Your response about the two
crows does nothing to dispel my incredulity. I would have expected you to
be in Mackay about the same time as David James and the other
After all, the House Crow and Black-billed Magpie are well
documented commensal species. They are both good candidates for
ship-assisted passage because they scavenge freely round human habitation.
My moderate experience with both in the field has been almost exclusively round
houses and farms. The Magpie is such a stunning garden bird that it is
worth seeing again whether ticking it for Australia or not !!
You seem to miss the points of my two postings [23/2, 4/3], in
particular about being consistent in assessing the likely provenance of both
Even so, I dusted off some of my volumes of Emu that
are older than me, to read McGill's 1949 account of House Crow in
Australia.
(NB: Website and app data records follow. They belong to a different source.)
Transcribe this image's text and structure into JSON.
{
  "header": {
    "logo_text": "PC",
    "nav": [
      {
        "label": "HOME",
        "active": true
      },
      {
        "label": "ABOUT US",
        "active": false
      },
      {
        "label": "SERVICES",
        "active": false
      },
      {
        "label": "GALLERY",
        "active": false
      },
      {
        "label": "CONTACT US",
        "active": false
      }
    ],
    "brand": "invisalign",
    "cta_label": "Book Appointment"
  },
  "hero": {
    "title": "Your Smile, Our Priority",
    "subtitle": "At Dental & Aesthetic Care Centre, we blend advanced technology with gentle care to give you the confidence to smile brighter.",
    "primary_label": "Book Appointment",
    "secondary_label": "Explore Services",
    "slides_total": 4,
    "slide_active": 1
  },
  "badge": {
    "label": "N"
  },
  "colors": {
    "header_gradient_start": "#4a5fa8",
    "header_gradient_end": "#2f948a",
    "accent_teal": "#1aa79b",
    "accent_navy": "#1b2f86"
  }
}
Did you see an addendum by Gibson [61:244] that described the
passage of three birds between Colombo and Geelong, from 10 to 29 May 1959
? Unfortunately I could not locate another old account, of a wagtail that
hitched a long ride, I think in the western Pacific.
The species that you or others decide to tick does not concern
me at all. Current practice in Australia seems encumbered with few
constraints anyway. The Grafton ducks provide a salutary example of this
practice .... when birders fail to prove, or perhaps do not consider
scrupulously, that birds may have escaped, then the occurrence is validated by
lack of evidence about captivity.
You have already ticked the Pintail and Crow. We have
both ticked Blue Rock Thrush, in my case accepting that it very likely came at
least halfway by ship.
I would interpret your previous energetic birding activities
to mean that if the Magpie cannot be proved to have escaped, then in this
instance you have missed a tick.
Glenn Holmes & Associates
**birding & botanical
PO Box 1246 Atherton Qld